President Biden reiterated Tuesday that the US would not deploy troops to Ukraine following Russia’s invasion, telling members of Congress gathered for his State of the Union, “Let me be clear — our forces are not engaged and will not engage in the conflict with Russian forces in Ukraine.”
Instead, the President said, American troops were deployed to Europe not to fight in Ukraine, “but to defend our NATO allies in the event that Putin decides to keep moving west.”
“For that purpose, we have mobilized American ground forces, air squadrons, ship deployments to protect NATO countries including Poland, Romania, Latvia, Lithuania, and Estonia,” he added.
Previously, Biden has said the US would hold fast to NATO’s Article 5 principle, which says that an attack on one NATO country is an attack on all member counties—in Tuesday’s remarks, he pledged, “As I’ve made crystal clear, the United States and our Allies will defend every inch of territory of NATO countries with the full force of our collective power.”

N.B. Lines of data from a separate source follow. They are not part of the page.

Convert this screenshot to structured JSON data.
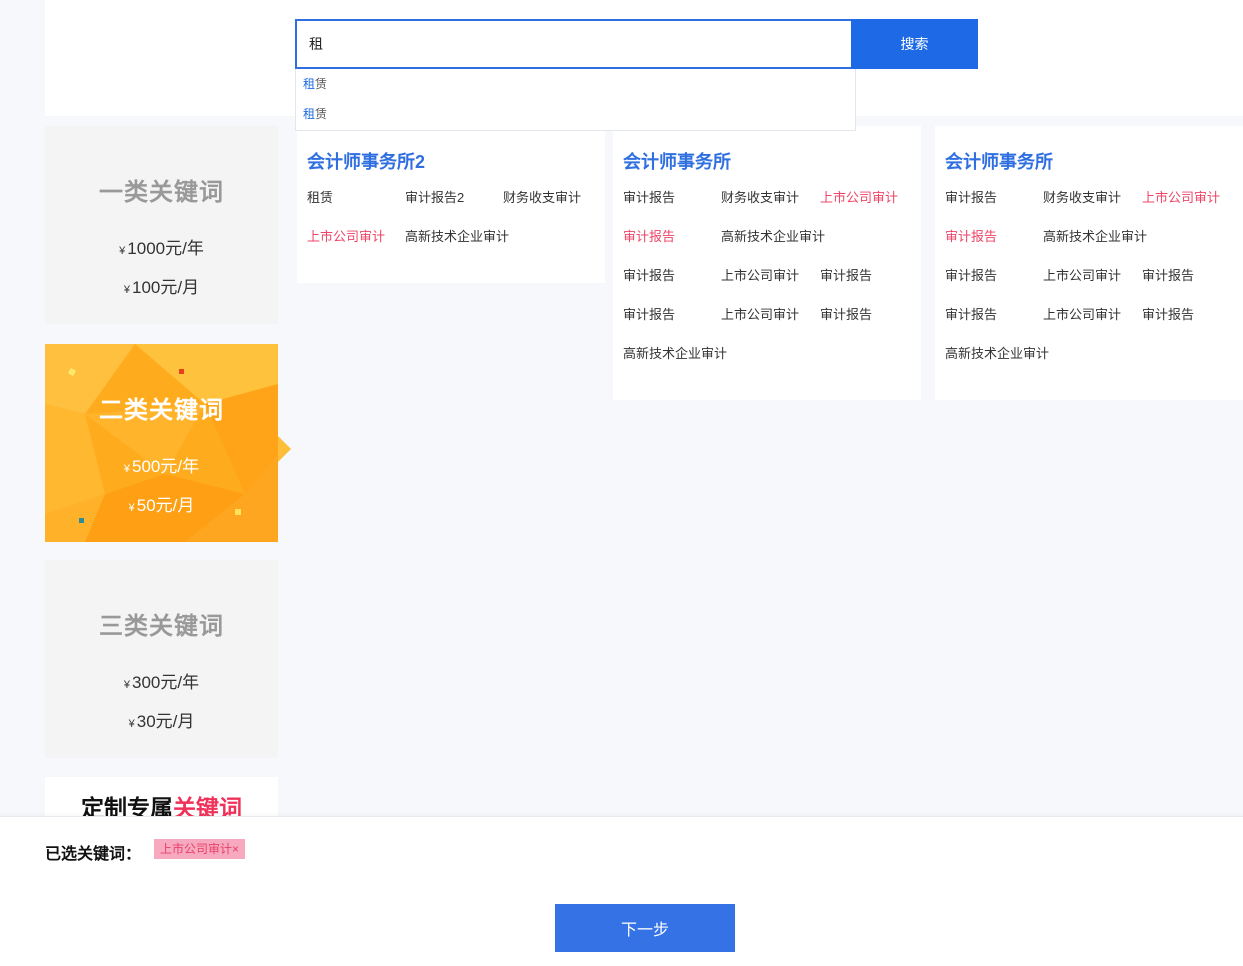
{
  "search": {
    "value": "租",
    "button_label": "搜索",
    "suggestions": [
      {
        "highlight": "租",
        "rest": "赁"
      },
      {
        "highlight": "租",
        "rest": "赁"
      }
    ]
  },
  "tiers": [
    {
      "title": "一类关键词",
      "yen": "¥",
      "price_year": "1000元/年",
      "price_month": "100元/月"
    },
    {
      "title": "二类关键词",
      "yen": "¥",
      "price_year": "500元/年",
      "price_month": "50元/月"
    },
    {
      "title": "三类关键词",
      "yen": "¥",
      "price_year": "300元/年",
      "price_month": "30元/月"
    },
    {
      "title_main": "定制专属",
      "title_accent": "关键词"
    }
  ],
  "cards": [
    {
      "title": "会计师事务所2",
      "keywords": [
        "租赁",
        "审计报告2",
        "财务收支审计",
        "上市公司审计",
        "高新技术企业审计"
      ]
    },
    {
      "title": "会计师事务所",
      "keywords": [
        "审计报告",
        "财务收支审计",
        "上市公司审计",
        "审计报告",
        "高新技术企业审计",
        "审计报告",
        "上市公司审计",
        "审计报告",
        "审计报告",
        "上市公司审计",
        "审计报告",
        "高新技术企业审计"
      ]
    },
    {
      "title": "会计师事务所",
      "keywords": [
        "审计报告",
        "财务收支审计",
        "上市公司审计",
        "审计报告",
        "高新技术企业审计",
        "审计报告",
        "上市公司审计",
        "审计报告",
        "审计报告",
        "上市公司审计",
        "审计报告",
        "高新技术企业审计"
      ]
    }
  ],
  "selected": {
    "label": "已选关键词：",
    "tags": [
      "上市公司审计×"
    ]
  },
  "next_button": "下一步",
  "colors": {
    "accent_blue": "#1e6ae6",
    "selected_red": "#ee4466",
    "tier2_orange": "#ffa91f"
  }
}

For Ukraine, the President touted “more than $1 billion in direct assistance to Ukraine,” including military, economic, and humanitarian aide from the US and allies.